I was a savage who’d just been told she was registered to take tap lessons. Let me say that again… tap dancing lessons. Where you do things with your hands and feet at the same time to the beat of the music. Needless to say, it was a disaster–a first-class disaster. Under the spotlights wearing a pink dress, Mickey Mouse ears, and shiny, black tap shoes, I single-handedly ruined the dance recital.
My mother’s next idea was ballet. Another pink outfit with funny shoes. I learned three positions, then I hurt my toe and my teacher left town. I don’t think it was because of me. My mother gave up and let me take Karate lessons. I learned how to kick my brother in the balls using a reverse front kick, I’m not certain that is an actual thing, but it worked. I loved Karate.
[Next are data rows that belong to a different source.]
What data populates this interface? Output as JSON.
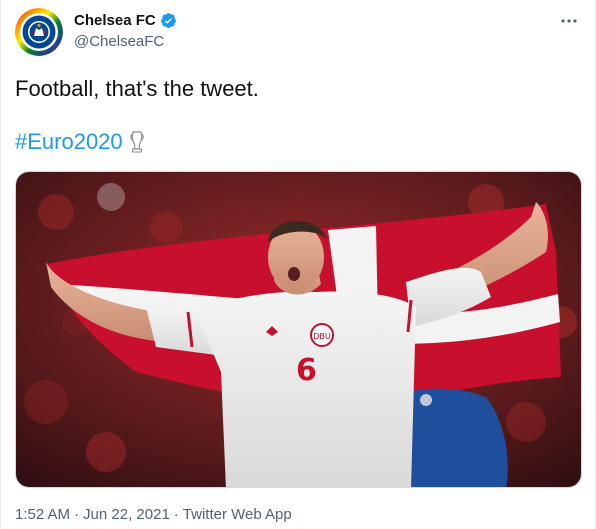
{
  "author": {
    "display_name": "Chelsea FC",
    "handle": "@ChelseaFC",
    "verified": true
  },
  "tweet": {
    "text": "Football, that's the tweet.",
    "hashtag": "#Euro2020"
  },
  "meta": {
    "time": "1:52 AM",
    "separator1": "·",
    "date": "Jun 22, 2021",
    "separator2": "·",
    "source": "Twitter Web App"
  },
  "jersey_number": "6",
  "icons": {
    "verified": "verified-badge-icon",
    "more": "more-dots-icon",
    "trophy": "trophy-emoji-icon"
  },
  "colors": {
    "link": "#1d9bf0",
    "secondary_text": "#536471",
    "primary_text": "#0f1419",
    "flag_red": "#c8102e"
  }
}
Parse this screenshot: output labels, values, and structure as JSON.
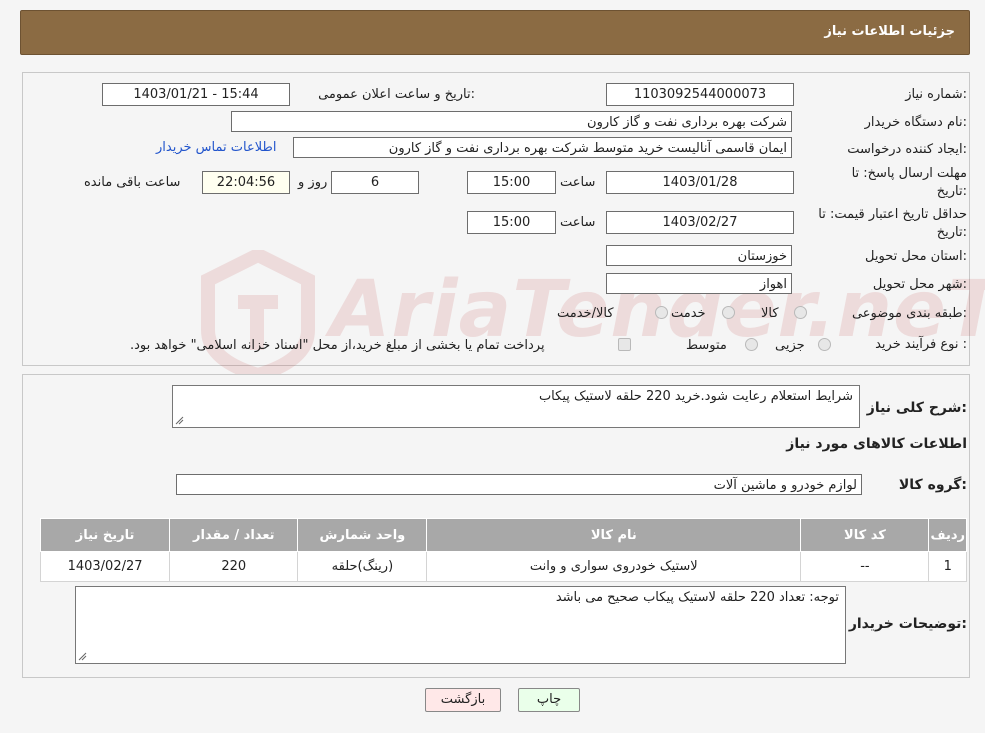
{
  "header": {
    "title": "جزئیات اطلاعات نیاز"
  },
  "form": {
    "need_number_label": "شماره نیاز:",
    "need_number": "1103092544000073",
    "announce_label": "تاریخ و ساعت اعلان عمومی:",
    "announce_value": "1403/01/21 - 15:44",
    "buyer_org_label": "نام دستگاه خریدار:",
    "buyer_org": "شرکت بهره برداری نفت و گاز کارون",
    "creator_label": "ایجاد کننده درخواست:",
    "creator": "ایمان قاسمی آنالیست خرید متوسط شرکت بهره برداری نفت و گاز کارون",
    "contact_link": "اطلاعات تماس خریدار",
    "deadline_label_1": "مهلت ارسال پاسخ: تا",
    "deadline_label_2": "تاریخ:",
    "deadline_date": "1403/01/28",
    "time_label": "ساعت",
    "deadline_time": "15:00",
    "days_value": "6",
    "days_label": "روز و",
    "remaining_time": "22:04:56",
    "remaining_label": "ساعت باقی مانده",
    "validity_label_1": "حداقل تاریخ اعتبار قیمت: تا",
    "validity_label_2": "تاریخ:",
    "validity_date": "1403/02/27",
    "validity_time_label": "ساعت",
    "validity_time": "15:00",
    "province_label": "استان محل تحویل:",
    "province": "خوزستان",
    "city_label": "شهر محل تحویل:",
    "city": "اهواز",
    "category_label": "طبقه بندی موضوعی:",
    "category_options": [
      "کالا",
      "خدمت",
      "کالا/خدمت"
    ],
    "process_label": "نوع فرآیند خرید :",
    "process_options": [
      "جزیی",
      "متوسط"
    ],
    "process_note": "پرداخت تمام یا بخشی از مبلغ خرید،از محل \"اسناد خزانه اسلامی\" خواهد بود."
  },
  "details": {
    "summary_label": "شرح کلی نیاز:",
    "summary": "شرایط استعلام رعایت شود.خرید 220 حلقه لاستیک پیکاب",
    "items_title": "اطلاعات کالاهای مورد نیاز",
    "group_label": "گروه کالا:",
    "group_value": "لوازم خودرو و ماشین آلات",
    "table": {
      "headers": [
        "ردیف",
        "کد کالا",
        "نام کالا",
        "واحد شمارش",
        "تعداد / مقدار",
        "تاریخ نیاز"
      ],
      "rows": [
        [
          "1",
          "--",
          "لاستیک خودروی سواری و وانت",
          "(رینگ)حلقه",
          "220",
          "1403/02/27"
        ]
      ]
    },
    "buyer_notes_label": "توضیحات خریدار:",
    "buyer_notes": "توجه: تعداد 220 حلقه لاستیک پیکاب صحیح می باشد"
  },
  "buttons": {
    "print": "چاپ",
    "back": "بازگشت"
  },
  "watermark": {
    "text": "AriaTender.neT"
  },
  "colors": {
    "header_bg": "#8b6b43",
    "table_header_bg": "#a8a8a8",
    "print_btn_bg": "#eaffea",
    "back_btn_bg": "#ffe8e8",
    "link": "#2255cc"
  }
}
My next dancing lesson came along when I started going to clubs where people danced, except I couldn’t dance. My friends tried everything to teach me.
“Move your hips. You need to loosen up,” was followed by, “And swivel your knees. You have to move your feet, too.” To be followed by, “You’ve got to stop staring at your knees when you dance and swing you arms around, you’re all stiff-looking.” Needless to say I don’t dance—period. Okay, when I’m alone in the kitchen listening to music I dance, but no one can see me.
So when Em thought she could teach me how to waltz, I laughed the laugh of the all-knowing. “No, you can’t. Believe me.”
“Come on, let’s try it,” she said. “Please.”
“All right, but I’m telling you right up front, it’s impossible to teach me how to dance so don’t be disappointed.”
“Everyone can dance,” Emma said. She put out her arms and I took her hands. “Just follow me. Do what I do at the same time. We’re going to make a box.”
We made a box all right. She made her box and I made my box in the opposite direction. She stared at me. “How did you manage that?”
“It’s harder than it looks. I make it look easy,” I replied.
“Let’s try it again. Okay, one, two, three, four. Make a box. Just follow my feet.”
The problem was that she was going one way and I was supposed to go the other. We tried again. I did the backup part and then the other way around. Either way, back or front, I couldn’t get it.
“It’s because our feet are facing each other, so my feet think I should do what your feet are doing. See, you move your foot forward and I do the same thing and step on your foot,” I said.
“Why do you do that?” She was still trying to waltz. My feet just stumbled along with her.
“I’m on the wrong side of a black hole. On my side, everything is the opposite. That’s part of my right/left problem.”
Em stopped dancing. She dropped my hands. “You’re right, you can’t dance.”
“Don’t say I didn’t warn you.”
Laughter is the best medicine!